Palmer SC, Mavridis D, Navarese E, et al. Comparative efficacy and safety of blood pressure-lowering agents in adults with diabetes and kidney disease: a network meta-analysis. Lancet. 2015;385(9982):2047-2056. PMID: 26009228 www.ncbi.nlm.nih.gov/pubmed/26009228.
Siu AL; U.S. Preventive Services Task Force. Screening for high blood pressure in adults: U.S. Preventive Services Task Force recommendation statement. Ann Intern Med. 2015;163(10):778-786. PMID: 26458123 www.ncbi.nlm.nih.gov/pubmed/26458123.
Victor RG, Libby P. Systemic hypertension: Management. In: Mann DL, Zipes DP, Libby P, Bonow RO, Braunwald E, eds. Braunwald's Heart Disease: A Textbook of Cardiovascular Medicine. 10th ed. Philadelphia, PA: Elsevier Saunders; 2015:chap 44.
Victor RG. Systemic hypertension: Mechanisms and diagnosis. In: Mann DL, Zipes DP, Libby P, Bonow RO, Braunwald E, eds. Braunwald's Heart Disease: A Textbook of Cardiovascular Medicine. 10th ed. Philadelphia, PA: Elsevier Saunders; 2015:chap 43.
Weber MA, Schiffrin EL, White WB, et al. Clinical practice guidelines for the management of hypertension in the community: a statement by the American Society of Hypertension and the International Society of Hypertension. J Clin Hypertens (Greenwich). 2014;16(1):14-26. PMID: 24341872 www.ncbi.nlm.nih.gov/pubmed/24341872.
Xie X, Atkins E, Lv J, et al. Effects of intensive blood pressure lowering on cardiovascular and renal outcomes: updated systematic review and meta-analysis. Lancet. 2016;387(10017):435-443. PMID: 26559744 www.ncbi.nlm.nih.gov/pubmed/26559744.
Review Date: 4/20/2015
Reviewed By: Michael A. Chen, MD, PhD, Associate Professor of Medicine, Division of Cardiology, Harborview Medical Center, University of Washington Medical School, Seattle, WA. Internal review and update on 07/24/2016 by David Zieve, MD, MHA, Isla Ogilvie, PhD, and the A.D.A.M. Editorial team.
The information provided herein should not be used during any medical emergency or for the diagnosis or treatment of any medical condition.
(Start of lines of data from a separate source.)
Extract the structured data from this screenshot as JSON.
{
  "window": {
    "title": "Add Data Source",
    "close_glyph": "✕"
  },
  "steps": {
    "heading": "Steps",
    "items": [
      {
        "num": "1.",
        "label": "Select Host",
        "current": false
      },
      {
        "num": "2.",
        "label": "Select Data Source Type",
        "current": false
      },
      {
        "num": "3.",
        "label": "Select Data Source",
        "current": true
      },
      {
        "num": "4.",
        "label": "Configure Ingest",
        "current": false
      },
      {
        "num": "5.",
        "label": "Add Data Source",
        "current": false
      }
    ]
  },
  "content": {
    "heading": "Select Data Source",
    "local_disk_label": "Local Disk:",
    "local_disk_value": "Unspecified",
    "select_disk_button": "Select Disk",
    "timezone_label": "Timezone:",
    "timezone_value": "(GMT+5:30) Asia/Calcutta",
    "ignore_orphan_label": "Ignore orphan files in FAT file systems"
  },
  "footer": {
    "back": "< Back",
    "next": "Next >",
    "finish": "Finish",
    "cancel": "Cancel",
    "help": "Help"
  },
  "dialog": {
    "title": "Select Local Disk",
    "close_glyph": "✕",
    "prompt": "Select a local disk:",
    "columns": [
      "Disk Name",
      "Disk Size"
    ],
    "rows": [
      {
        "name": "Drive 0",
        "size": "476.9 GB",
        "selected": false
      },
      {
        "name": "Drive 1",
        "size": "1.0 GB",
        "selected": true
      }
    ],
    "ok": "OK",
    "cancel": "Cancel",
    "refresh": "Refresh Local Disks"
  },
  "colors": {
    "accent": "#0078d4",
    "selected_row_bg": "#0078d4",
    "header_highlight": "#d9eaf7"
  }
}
A licensed medical professional should be consulted for diagnosis and treatment of any and all medical conditions. Links to other sites are provided for information only -- they do not constitute endorsements of those other sites. © 1997- A.D.A.M., a business unit of Ebix, Inc. Any duplication or distribution of the information contained herein is strictly prohibited.